According to a study published in JAMA Neurology, certain foods appeared to be associated with better amyotrophic lateral sclerosis (ALS) function at baseline.
Jeri W. Nieves, PhD, from Columbia University, New York, and colleagues examined data from a study of ALS progression to look at relationships between nutritional intake, function, and respiratory function at baseline for patients who had ALS symptoms for 18 months or less. The analysis included 302 patients with ALS who were given a modified Block Food Frequency Questionnaire to assess nutrient intake. The ALS Functional Rating Scale-Revised (ALSFRS-R) scores were used to measure function and the percentage of predicted force vital capacity (FVC) was used to measure respiratory function.

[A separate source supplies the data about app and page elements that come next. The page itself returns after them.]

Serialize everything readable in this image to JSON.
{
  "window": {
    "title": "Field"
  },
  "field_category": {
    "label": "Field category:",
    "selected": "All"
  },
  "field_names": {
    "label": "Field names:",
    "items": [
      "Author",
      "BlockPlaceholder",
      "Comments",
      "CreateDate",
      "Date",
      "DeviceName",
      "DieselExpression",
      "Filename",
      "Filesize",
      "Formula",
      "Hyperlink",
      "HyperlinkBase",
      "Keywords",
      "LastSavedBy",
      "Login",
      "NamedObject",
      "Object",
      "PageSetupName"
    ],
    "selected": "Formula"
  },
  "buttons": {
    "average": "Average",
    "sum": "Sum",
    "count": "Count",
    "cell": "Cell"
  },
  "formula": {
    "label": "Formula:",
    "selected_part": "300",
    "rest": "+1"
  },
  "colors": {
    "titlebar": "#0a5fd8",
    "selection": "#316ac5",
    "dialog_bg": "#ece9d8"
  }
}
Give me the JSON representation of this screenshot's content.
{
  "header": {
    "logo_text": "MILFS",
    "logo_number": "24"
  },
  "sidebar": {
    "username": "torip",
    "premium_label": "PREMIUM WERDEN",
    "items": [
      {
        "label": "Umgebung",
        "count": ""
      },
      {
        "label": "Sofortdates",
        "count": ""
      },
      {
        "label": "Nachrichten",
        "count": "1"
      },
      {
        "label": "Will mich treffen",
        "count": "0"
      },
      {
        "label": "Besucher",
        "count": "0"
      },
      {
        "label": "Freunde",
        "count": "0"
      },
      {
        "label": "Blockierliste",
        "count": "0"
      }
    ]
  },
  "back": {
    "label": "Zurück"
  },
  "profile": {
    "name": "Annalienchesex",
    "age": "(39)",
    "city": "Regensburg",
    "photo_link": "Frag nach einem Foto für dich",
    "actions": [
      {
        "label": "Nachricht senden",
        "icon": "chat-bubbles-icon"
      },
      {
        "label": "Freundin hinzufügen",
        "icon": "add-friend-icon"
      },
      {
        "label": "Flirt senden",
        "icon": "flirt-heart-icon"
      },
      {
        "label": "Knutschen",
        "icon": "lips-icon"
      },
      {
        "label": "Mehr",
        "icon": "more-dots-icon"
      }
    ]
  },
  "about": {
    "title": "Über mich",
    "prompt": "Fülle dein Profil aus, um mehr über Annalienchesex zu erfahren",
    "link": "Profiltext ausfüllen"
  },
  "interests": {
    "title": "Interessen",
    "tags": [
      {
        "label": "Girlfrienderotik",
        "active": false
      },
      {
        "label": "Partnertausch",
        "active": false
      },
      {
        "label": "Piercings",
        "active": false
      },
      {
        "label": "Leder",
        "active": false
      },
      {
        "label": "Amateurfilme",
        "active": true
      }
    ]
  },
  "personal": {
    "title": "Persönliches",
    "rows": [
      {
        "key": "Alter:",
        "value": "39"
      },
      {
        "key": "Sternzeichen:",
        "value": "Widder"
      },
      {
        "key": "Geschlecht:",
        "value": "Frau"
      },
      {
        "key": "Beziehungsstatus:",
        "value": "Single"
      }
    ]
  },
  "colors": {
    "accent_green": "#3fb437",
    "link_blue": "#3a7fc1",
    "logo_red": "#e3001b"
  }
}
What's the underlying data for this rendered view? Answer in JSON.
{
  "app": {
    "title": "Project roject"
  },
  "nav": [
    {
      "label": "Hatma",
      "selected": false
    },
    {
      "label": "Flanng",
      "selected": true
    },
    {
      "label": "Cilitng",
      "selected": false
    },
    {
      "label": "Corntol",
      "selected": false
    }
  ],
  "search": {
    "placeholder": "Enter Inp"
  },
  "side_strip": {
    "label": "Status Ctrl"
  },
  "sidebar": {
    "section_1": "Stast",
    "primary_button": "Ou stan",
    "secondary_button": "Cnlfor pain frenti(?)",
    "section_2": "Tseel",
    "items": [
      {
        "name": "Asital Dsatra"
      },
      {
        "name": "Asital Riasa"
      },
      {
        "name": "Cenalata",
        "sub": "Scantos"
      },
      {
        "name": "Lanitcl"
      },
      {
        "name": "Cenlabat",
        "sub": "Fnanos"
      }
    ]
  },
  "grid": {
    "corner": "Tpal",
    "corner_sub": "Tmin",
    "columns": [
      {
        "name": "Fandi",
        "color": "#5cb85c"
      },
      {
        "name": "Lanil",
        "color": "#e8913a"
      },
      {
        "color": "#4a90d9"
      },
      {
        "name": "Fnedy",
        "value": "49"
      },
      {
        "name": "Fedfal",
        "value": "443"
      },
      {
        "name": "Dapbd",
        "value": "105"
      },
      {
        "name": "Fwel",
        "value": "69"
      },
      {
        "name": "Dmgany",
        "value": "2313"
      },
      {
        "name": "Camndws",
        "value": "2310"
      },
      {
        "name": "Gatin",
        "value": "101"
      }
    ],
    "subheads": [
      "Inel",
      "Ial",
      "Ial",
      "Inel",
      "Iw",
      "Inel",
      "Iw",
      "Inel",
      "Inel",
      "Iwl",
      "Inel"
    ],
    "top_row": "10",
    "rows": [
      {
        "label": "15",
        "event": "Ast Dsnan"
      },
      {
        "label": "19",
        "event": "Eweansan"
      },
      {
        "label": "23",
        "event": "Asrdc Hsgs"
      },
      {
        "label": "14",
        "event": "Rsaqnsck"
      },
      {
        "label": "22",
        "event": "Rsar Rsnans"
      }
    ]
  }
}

The study authors found that consuming antioxidant nutrients, foods high in carotenoids, fruits, and vegetables was associated with better ALS function at baseline in terms of ALSFRS-R scores and FVC percentage (P<0.001). Also, exploratory analyses found positive and significant associations between ALSFRS-R scores (P=0.02) and FVC percentage (P=0.02) for selected vitamins.
Dr. Nieves noted that the study results do not establish cause and effect. Since the study was based on a food questionnaire, the authors noted results may not always reflect a true daily diet.
Individuals who are responsible for nutritional care in ALS patients should consider encouraging intake of fruits and vegetables since they have high antioxidant and carotene levels.
For more information visit JAMAnetwork.com.